The economic impact attributed to US wildfires in recent years is extensive and ever-changing. In 2018, more than 58,000 US wildfires consumed nearly nine million acres, according to the National Interagency Fire Center. Over the past three years, wildfires have cost the insurance industry billions of dollars, forcing some carriers to burn their bridges and exit high risk markets.
California took a real hit from wildfires in 2018. The Mendocino Complex Fire, which broke out on July 27 in Northern California, grew to be the largest fire in state history with 459,123 acres burned. Then came the infamous Camp Fire, which broke out in Butte County, Northern California on November 08, becoming the deadliest and most destructive fire on record in the state. The Camp Fire caused at least 88 deaths, burned about 153,000 acres and destroyed 18,800 structures, according to Cal-Fire statistics.
After such a spate of dramatic and deadly fires, it’s no wonder some insurers have started to tighten their belts and reassess the exposures they’re willing to take on. Data published recently by the California Department of Insurance revealed a 6% increase in insurer-initiated homeowner policy non-renewals in high-risk Cal-Fire State Responsibility Areas from 2017 to 2018, following a 10% increase from 2015 to 2017. Simply put, it’s becoming increasingly difficult for Californian homeowners with wildfire exposure to get reasonably priced insurance.
“Wildfire has become a very big issue,” said Bill Gatewood (pictured), corporate vice president, national practice leader, personal insurance, Burns & Wilcox. “There have been some devastating fires over the last four years, which have cost the insurance industry billions of dollars. As a result, we’ve seen some real changes in the market, with some carriers pulling out of states entirely. Even some Lloyd’s syndicates, who have traditionally taken on some higher risk accounts, are no longer writing in problem areas like California. So, there’s a real capacity issue, and in addition to that, there’s a lot of new underwriting criteria in development and rates are continually on the rise. In the most severe cases, some customers cannot find insurance, period, at any price.”
One challenge insurers face when it comes to wildfire risk is a lack of predictive modeling capabilities. There are many variables that come into play with a wildfire, including: when it’s going to start, how it’s going to start, how quickly it will burn, how much combustible vegetation is in its direct path, and so on. The sheer number of factors determining wildfire risk make it “extremely difficult to model, predict and price for,” Gatewood explained.
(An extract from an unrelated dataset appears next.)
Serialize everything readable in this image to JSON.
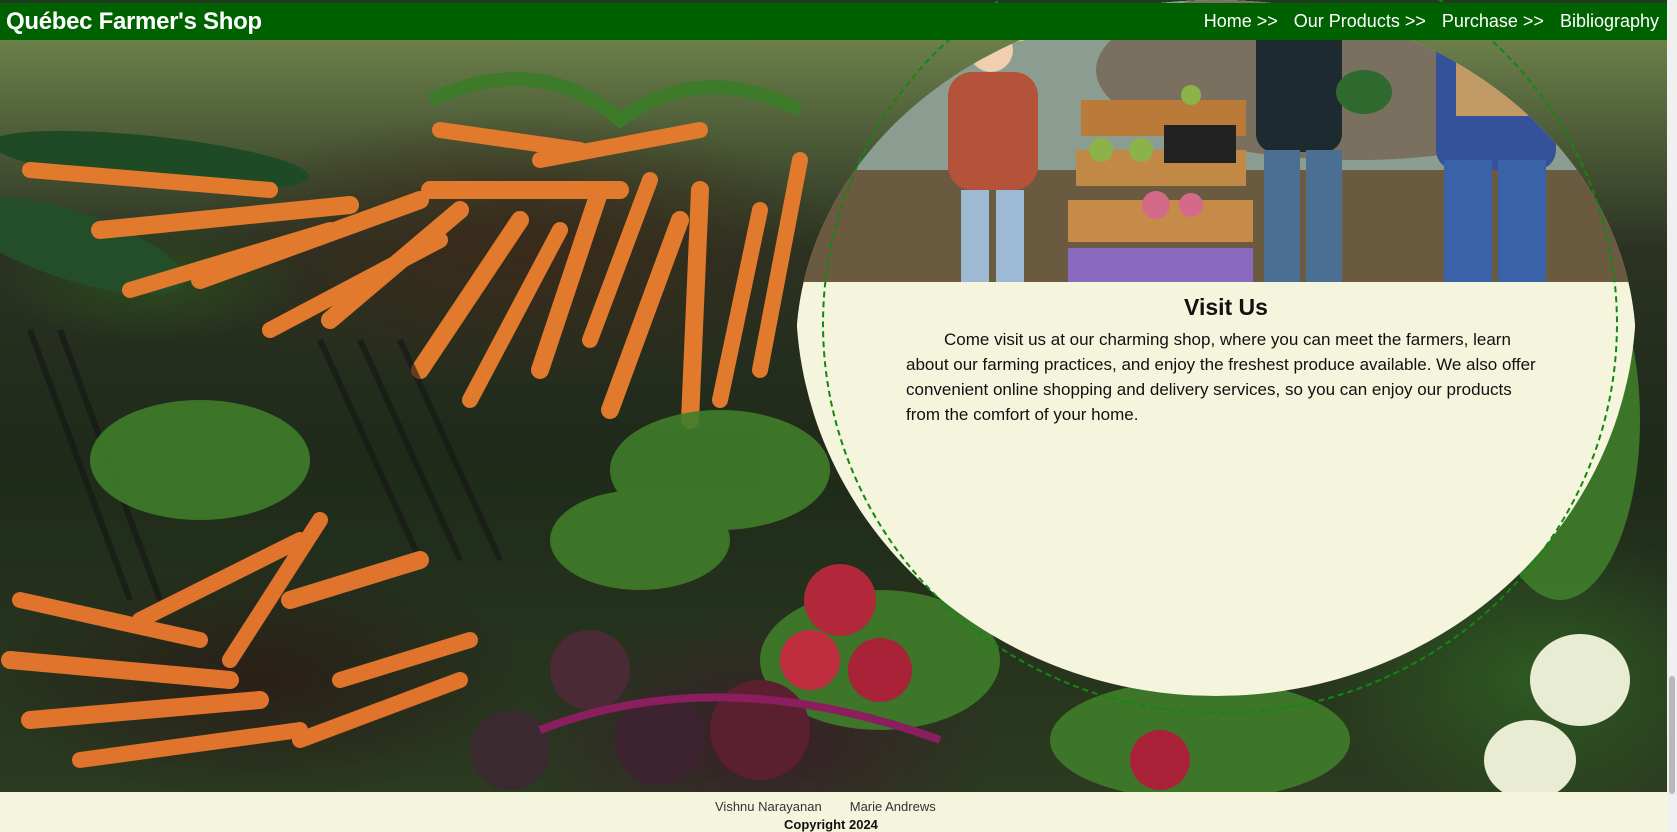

This contrasts to hurricane modeling capabilities, where there’s some recognition of an industry standard in terms of being able to project a windstorm’s impact.
Up against such a variable foe and complex insurance environment, there are some simple steps that homeowners with wildfire exposures can take to minimize their risks and improve their insurability. This is where working with brokers who really understand the complexities and wildfire fire prevention can really pay off. Gatewood told Insurance Business: “The best thing customers can do to make themselves insurable is to make sure they’re taking proper precautions to reduce the potential of damage if a wildfire passes through. That includes things like making sure they don’t have combustible vegetation within about a 15-foot radius of their house and ensuring that vents on the outside of their house are sealed up or constructed in such a way that embers cannot blow into the property.
“The interesting thing about wildfire losses is that homes tend to burn from the inside out. They more often burn because embers blow inside through vents or cracks, versus something falling on the roof and causing the structure to catch fire. The risk mitigation science behind this is getting better and better. There are lots of good recommendations out there that people can follow to reduce the potential damage to their homes, a key point being: the less brush and flammable vegetation that you have near your home, the better it will be able to survive.”
To assist clients with wildfire risk prevention, Burns & Wilcox recently entered a partnership with Wildfire Defense Systems, Inc. (WDS). Through this partnership, the specialty wholesale broker will provide WDS’s full suite of wildfire prevention and mitigation services to eligible surplus lines homeowners in the following high-risk areas: California, Nevada, Utah, Colorado, Arizona, Washington, Oregon, Idaho, Montana and Wyoming.
Commenting on the Burns & Wilcox Wildfire Defense Program, Gatewood said: “As leaders in the insurance industry, our retail brokers and agents rely on us for deep expertise and access to markets to address the increasing needs of their clients. We take great pride in delivering specialty insurance solutions to better protect those in times of need, especially when dangerous events like wildfires threaten many homes. Now, through our strategic partnership with Wildfire Defense Systems, brokers have access to comprehensive wildfire mitigation and loss prevention services to help safeguard surplus lines policyholders in fire-prone areas.”